The Drawer Boy
play by Michael Healey. Directed by Randy White, performed by the Cardinal Stage Company.
John Waldron Arts Center
February 19 - March 7, 2010
The Cardinal Stage Company’s production of Michael Healey‘s play The Drawer Boy at the John Waldron Arts Center is a family mystery wrapped in a city-meets-country comedy.
Miles, an eager young theater student with a group from Toronto, comes to a rural community homestead in search of fresh material from real life. The farm is run by Angus and Morgan, a couple of World War II veterans who have been friends since boyhood.
Miles (played by recent IU graduate Harry Watermeier) is baffled by the brain-damaged Angus (area veteran David Cole). Angus lost his short term memory during the blitz overseas in London. Though he’s a whiz with numbers, he can’t hang on to his short term memories for more than a few minutes.
It turns out that Miles is in for a good deal of leg-pulling by Angus’s protective friend Morgan (the equally experienced Ken Farrell). Morgan has Miles scrubbing rocks for a ditch and believing that crop rotation actually involves moving whole fields from West to East so that they can soak up more even amounts of sun.
Art Mirrors Life
As Miles and the other members of his group dramatize some of the stories that they’ve learned, the rural community is fascinated to watch their lives mirrored in the scenes. In particular, Angus can’t get enough of Miles’ work.
Miles tells the farmer about his other acting. He describes his role as Hamlet, telling the story well. Though Angus’s responses are naïve, they are interesting and insightful. As the stimulating experiences Miles describes jog Angus’s memory, long-buried conflicts begin to surface, frightening Morgan and even Miles. It seems that the old friends’ lives may be in real danger. Yet a satisfying conclusion is come to when the poor, put-upon Miles is finally able to get back at Morgan.

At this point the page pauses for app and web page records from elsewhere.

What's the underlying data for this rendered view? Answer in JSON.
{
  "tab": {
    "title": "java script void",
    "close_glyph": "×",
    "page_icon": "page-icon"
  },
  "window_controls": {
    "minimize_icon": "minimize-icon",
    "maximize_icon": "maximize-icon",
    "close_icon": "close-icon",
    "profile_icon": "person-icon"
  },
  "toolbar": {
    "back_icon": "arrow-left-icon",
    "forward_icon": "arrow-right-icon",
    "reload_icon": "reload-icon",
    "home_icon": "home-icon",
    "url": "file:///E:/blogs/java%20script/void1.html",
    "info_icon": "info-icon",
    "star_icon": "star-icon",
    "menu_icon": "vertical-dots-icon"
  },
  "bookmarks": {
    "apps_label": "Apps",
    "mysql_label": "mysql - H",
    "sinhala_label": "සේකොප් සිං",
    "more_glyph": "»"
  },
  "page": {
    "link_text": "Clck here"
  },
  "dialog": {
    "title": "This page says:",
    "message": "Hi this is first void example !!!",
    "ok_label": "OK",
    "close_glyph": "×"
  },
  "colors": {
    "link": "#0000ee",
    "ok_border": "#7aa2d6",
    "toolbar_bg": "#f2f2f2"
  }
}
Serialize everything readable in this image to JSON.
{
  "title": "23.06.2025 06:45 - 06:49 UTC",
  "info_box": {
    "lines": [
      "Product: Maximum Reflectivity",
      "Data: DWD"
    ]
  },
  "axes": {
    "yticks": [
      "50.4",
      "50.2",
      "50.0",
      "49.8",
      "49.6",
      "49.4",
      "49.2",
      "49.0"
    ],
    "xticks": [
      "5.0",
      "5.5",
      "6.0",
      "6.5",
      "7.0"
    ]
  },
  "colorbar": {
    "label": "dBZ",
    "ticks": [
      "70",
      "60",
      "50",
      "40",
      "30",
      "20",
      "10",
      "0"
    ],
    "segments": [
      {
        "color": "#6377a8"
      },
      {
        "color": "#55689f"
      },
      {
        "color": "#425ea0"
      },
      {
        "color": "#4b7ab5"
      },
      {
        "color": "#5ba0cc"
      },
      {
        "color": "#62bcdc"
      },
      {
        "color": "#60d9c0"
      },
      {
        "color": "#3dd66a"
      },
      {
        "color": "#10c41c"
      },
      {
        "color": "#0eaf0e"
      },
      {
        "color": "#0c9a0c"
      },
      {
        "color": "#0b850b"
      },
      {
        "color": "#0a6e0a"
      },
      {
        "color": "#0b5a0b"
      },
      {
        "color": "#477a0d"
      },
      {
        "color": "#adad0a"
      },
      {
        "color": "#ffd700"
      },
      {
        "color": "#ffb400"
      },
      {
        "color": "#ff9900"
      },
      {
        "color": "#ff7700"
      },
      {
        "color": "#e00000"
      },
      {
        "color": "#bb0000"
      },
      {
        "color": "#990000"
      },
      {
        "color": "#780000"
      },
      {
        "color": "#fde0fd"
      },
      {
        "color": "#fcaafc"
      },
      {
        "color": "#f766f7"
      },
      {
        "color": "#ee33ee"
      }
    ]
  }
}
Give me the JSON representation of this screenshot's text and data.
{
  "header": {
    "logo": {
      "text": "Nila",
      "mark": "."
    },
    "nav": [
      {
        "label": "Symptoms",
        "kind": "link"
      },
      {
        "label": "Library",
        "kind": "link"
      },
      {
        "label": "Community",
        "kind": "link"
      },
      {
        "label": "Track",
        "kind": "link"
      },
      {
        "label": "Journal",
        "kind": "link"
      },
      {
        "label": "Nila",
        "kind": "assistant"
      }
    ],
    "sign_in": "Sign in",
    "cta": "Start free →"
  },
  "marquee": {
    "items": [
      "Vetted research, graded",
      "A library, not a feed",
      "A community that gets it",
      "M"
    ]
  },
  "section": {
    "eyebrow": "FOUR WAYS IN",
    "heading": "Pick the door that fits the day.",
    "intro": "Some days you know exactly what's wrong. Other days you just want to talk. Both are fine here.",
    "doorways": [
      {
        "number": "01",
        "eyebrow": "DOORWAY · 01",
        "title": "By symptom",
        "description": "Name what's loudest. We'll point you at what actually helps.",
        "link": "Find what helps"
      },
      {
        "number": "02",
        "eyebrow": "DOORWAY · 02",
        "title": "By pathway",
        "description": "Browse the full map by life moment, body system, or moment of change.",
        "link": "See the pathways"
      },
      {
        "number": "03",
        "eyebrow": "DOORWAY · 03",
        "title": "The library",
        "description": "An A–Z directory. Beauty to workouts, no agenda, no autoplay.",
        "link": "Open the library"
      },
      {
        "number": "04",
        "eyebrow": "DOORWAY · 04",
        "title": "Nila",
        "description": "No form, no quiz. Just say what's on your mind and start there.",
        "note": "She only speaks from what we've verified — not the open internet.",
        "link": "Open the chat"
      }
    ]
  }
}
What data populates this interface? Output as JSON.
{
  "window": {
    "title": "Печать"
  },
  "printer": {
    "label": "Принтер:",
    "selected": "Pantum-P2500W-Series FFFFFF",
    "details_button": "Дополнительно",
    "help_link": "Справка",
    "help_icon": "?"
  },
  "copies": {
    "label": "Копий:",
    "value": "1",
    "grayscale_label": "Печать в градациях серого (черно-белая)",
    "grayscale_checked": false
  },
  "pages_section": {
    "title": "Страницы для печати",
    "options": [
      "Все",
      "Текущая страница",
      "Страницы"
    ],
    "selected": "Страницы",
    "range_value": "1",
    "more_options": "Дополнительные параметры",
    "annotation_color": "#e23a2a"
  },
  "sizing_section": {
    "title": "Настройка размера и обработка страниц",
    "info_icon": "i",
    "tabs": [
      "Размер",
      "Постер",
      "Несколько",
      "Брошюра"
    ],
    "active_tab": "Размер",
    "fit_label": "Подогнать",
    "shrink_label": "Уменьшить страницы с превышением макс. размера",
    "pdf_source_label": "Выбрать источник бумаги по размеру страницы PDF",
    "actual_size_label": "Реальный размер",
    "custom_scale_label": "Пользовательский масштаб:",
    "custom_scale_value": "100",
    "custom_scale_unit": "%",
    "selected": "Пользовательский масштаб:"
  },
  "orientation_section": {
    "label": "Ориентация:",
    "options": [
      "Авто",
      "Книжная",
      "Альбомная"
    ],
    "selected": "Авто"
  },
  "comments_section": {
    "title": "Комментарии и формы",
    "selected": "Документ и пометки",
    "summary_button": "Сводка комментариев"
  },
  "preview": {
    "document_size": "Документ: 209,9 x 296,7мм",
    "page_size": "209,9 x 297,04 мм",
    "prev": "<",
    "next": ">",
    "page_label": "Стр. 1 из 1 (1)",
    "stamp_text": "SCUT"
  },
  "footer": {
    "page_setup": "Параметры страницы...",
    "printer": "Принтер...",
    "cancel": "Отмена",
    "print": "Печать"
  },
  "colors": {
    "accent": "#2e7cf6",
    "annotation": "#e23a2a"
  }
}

Cardinal’s Artistic Director Randy White directs this production of The Drawer Boy with assurance. Harry Watermeier does a nice job conveying Miles’ growing maturity.
David Coles is a master of Angus’ good-natured stops and starts, confusions and revelations. Ken Farrell shows real depth and complexity in the role of caring Morgan. Chil Gratz created the set, which looks as if it might just have come from an authentic photo.